# Aim of the task
Using the data below, copy out all lines with the word "players".
━━ Supplied material ━━
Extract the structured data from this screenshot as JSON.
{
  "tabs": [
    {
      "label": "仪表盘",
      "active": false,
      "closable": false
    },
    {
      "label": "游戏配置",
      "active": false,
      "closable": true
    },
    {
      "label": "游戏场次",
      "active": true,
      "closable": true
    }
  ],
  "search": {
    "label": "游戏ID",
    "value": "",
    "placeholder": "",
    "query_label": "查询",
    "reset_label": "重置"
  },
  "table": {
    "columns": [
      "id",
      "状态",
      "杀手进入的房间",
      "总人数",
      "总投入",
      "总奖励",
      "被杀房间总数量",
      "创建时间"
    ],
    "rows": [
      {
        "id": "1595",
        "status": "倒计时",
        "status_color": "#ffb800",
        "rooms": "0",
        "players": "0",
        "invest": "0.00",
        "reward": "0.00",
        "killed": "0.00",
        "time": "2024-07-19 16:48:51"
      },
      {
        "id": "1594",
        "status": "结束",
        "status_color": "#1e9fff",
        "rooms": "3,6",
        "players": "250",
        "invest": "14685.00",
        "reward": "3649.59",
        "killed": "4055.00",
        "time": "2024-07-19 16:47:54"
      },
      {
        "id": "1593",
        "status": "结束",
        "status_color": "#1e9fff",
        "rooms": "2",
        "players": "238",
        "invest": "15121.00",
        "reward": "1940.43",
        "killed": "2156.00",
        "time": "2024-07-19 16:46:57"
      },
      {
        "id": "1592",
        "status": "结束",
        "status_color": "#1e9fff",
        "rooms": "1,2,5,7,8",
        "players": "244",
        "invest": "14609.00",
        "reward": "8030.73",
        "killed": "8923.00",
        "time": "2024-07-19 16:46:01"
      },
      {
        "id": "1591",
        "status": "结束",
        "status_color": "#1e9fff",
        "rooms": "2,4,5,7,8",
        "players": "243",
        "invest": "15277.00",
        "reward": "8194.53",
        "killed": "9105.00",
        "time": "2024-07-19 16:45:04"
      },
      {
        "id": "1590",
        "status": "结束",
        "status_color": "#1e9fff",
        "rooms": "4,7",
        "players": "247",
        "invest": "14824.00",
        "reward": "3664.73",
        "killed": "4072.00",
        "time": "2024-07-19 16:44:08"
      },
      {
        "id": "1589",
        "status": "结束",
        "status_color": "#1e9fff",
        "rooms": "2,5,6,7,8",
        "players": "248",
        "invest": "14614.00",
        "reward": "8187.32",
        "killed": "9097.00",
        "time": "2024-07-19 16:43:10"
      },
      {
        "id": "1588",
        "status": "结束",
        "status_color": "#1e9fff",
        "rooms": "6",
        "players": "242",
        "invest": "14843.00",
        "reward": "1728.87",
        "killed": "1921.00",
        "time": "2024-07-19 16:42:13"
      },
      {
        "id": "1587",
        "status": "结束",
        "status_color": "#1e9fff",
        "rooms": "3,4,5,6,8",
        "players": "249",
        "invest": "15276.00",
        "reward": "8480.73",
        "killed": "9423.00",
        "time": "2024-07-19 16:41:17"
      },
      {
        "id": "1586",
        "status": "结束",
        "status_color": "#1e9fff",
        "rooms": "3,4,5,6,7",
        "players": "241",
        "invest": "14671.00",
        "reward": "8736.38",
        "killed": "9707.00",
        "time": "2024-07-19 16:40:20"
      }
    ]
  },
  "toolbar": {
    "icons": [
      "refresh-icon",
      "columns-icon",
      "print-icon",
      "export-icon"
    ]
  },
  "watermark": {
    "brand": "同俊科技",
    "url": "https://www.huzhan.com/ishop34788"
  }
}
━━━
# The completed task
        "players": "0",
        "players": "250",
        "players": "238",
        "players": "244",
        "players": "243",
        "players": "247",
        "players": "248",
        "players": "242",
        "players": "249",
        "players": "241",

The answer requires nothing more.